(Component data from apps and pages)
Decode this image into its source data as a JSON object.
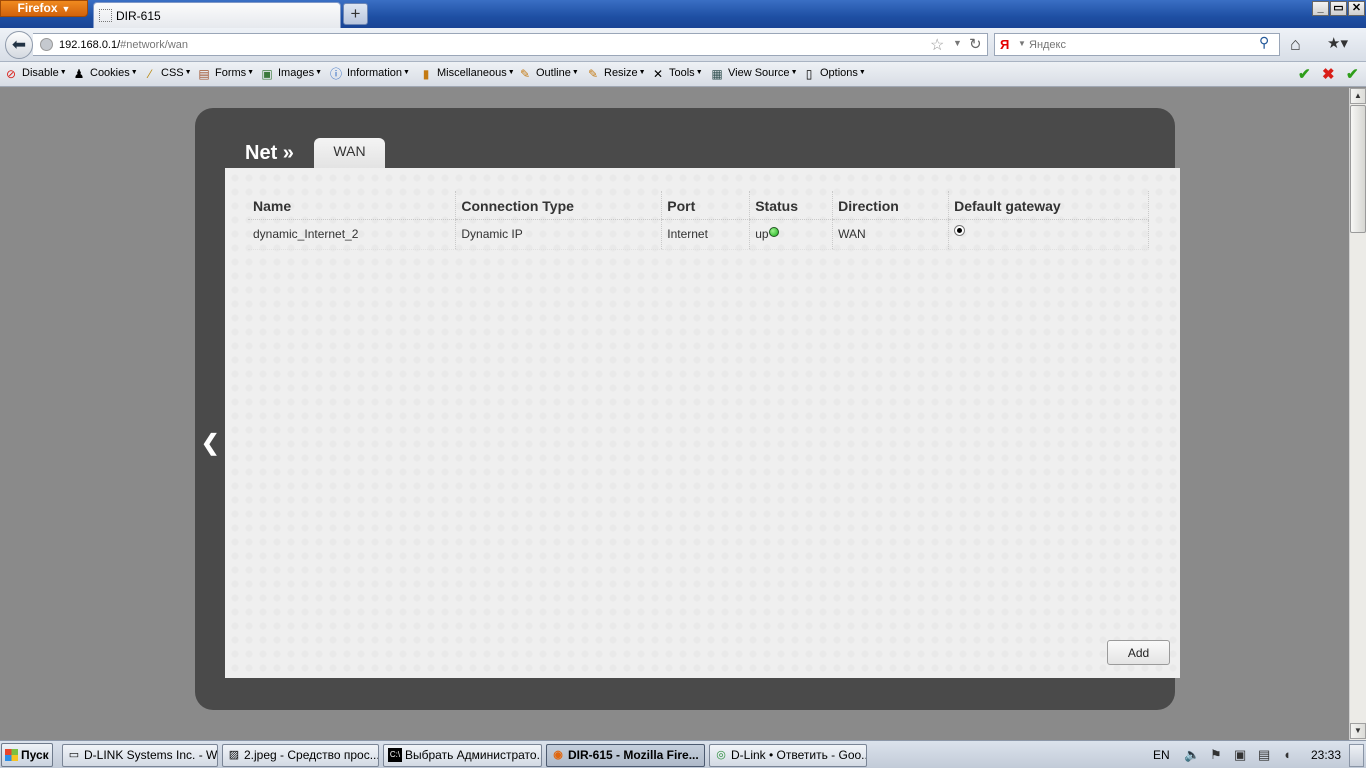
{
  "browser": {
    "menu_label": "Firefox",
    "tab_title": "DIR-615",
    "new_tab": "+",
    "url_host": "192.168.0.1/",
    "url_path": "#network/wan",
    "search_placeholder": "Яндекс",
    "window_controls": {
      "minimize": "_",
      "restore": "▭",
      "close": "✕"
    }
  },
  "devtoolbar": {
    "items": [
      {
        "label": "Disable",
        "icon": "disable-icon"
      },
      {
        "label": "Cookies",
        "icon": "cookies-icon"
      },
      {
        "label": "CSS",
        "icon": "css-wand-icon"
      },
      {
        "label": "Forms",
        "icon": "forms-icon"
      },
      {
        "label": "Images",
        "icon": "images-icon"
      },
      {
        "label": "Information",
        "icon": "information-icon"
      },
      {
        "label": "Miscellaneous",
        "icon": "miscellaneous-icon"
      },
      {
        "label": "Outline",
        "icon": "outline-pencil-icon"
      },
      {
        "label": "Resize",
        "icon": "resize-icon"
      },
      {
        "label": "Tools",
        "icon": "tools-icon"
      },
      {
        "label": "View Source",
        "icon": "view-source-icon"
      },
      {
        "label": "Options",
        "icon": "options-icon"
      }
    ],
    "status_colors": {
      "ok": "#2e9d1a",
      "error": "#d91e18"
    }
  },
  "page": {
    "heading": "Net »",
    "active_tab": "WAN",
    "table": {
      "headers": [
        "Name",
        "Connection Type",
        "Port",
        "Status",
        "Direction",
        "Default gateway"
      ],
      "rows": [
        {
          "name": "dynamic_Internet_2",
          "connection_type": "Dynamic IP",
          "port": "Internet",
          "status": "up",
          "direction": "WAN",
          "default_gateway_selected": true
        }
      ]
    },
    "add_button": "Add",
    "status_color": "#19b01a"
  },
  "taskbar": {
    "start": "Пуск",
    "items": [
      {
        "label": "D-LINK Systems Inc. - W...",
        "icon": "explorer-window-icon",
        "active": false
      },
      {
        "label": "2.jpeg - Средство прос...",
        "icon": "image-viewer-icon",
        "active": false
      },
      {
        "label": "Выбрать Администрато...",
        "icon": "cmd-icon",
        "active": false
      },
      {
        "label": "DIR-615 - Mozilla Fire...",
        "icon": "firefox-icon",
        "active": true
      },
      {
        "label": "D-Link • Ответить - Goo...",
        "icon": "chrome-icon",
        "active": false
      }
    ],
    "language": "EN",
    "clock": "23:33"
  }
}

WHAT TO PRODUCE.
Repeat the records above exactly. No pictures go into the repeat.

EXERCISE RESPONSE.
Decode this image into its source data as a JSON object.
{
  "browser": {
    "menu_label": "Firefox",
    "tab_title": "DIR-615",
    "new_tab": "+",
    "url_host": "192.168.0.1/",
    "url_path": "#network/wan",
    "search_placeholder": "Яндекс",
    "window_controls": {
      "minimize": "_",
      "restore": "▭",
      "close": "✕"
    }
  },
  "devtoolbar": {
    "items": [
      {
        "label": "Disable",
        "icon": "disable-icon"
      },
      {
        "label": "Cookies",
        "icon": "cookies-icon"
      },
      {
        "label": "CSS",
        "icon": "css-wand-icon"
      },
      {
        "label": "Forms",
        "icon": "forms-icon"
      },
      {
        "label": "Images",
        "icon": "images-icon"
      },
      {
        "label": "Information",
        "icon": "information-icon"
      },
      {
        "label": "Miscellaneous",
        "icon": "miscellaneous-icon"
      },
      {
        "label": "Outline",
        "icon": "outline-pencil-icon"
      },
      {
        "label": "Resize",
        "icon": "resize-icon"
      },
      {
        "label": "Tools",
        "icon": "tools-icon"
      },
      {
        "label": "View Source",
        "icon": "view-source-icon"
      },
      {
        "label": "Options",
        "icon": "options-icon"
      }
    ],
    "status_colors": {
      "ok": "#2e9d1a",
      "error": "#d91e18"
    }
  },
  "page": {
    "heading": "Net »",
    "active_tab": "WAN",
    "table": {
      "headers": [
        "Name",
        "Connection Type",
        "Port",
        "Status",
        "Direction",
        "Default gateway"
      ],
      "rows": [
        {
          "name": "dynamic_Internet_2",
          "connection_type": "Dynamic IP",
          "port": "Internet",
          "status": "up",
          "direction": "WAN",
          "default_gateway_selected": true
        }
      ]
    },
    "add_button": "Add",
    "status_color": "#19b01a"
  },
  "taskbar": {
    "start": "Пуск",
    "items": [
      {
        "label": "D-LINK Systems Inc. - W...",
        "icon": "explorer-window-icon",
        "active": false
      },
      {
        "label": "2.jpeg - Средство прос...",
        "icon": "image-viewer-icon",
        "active": false
      },
      {
        "label": "Выбрать Администрато...",
        "icon": "cmd-icon",
        "active": false
      },
      {
        "label": "DIR-615 - Mozilla Fire...",
        "icon": "firefox-icon",
        "active": true
      },
      {
        "label": "D-Link • Ответить - Goo...",
        "icon": "chrome-icon",
        "active": false
      }
    ],
    "language": "EN",
    "clock": "23:33"
  }
}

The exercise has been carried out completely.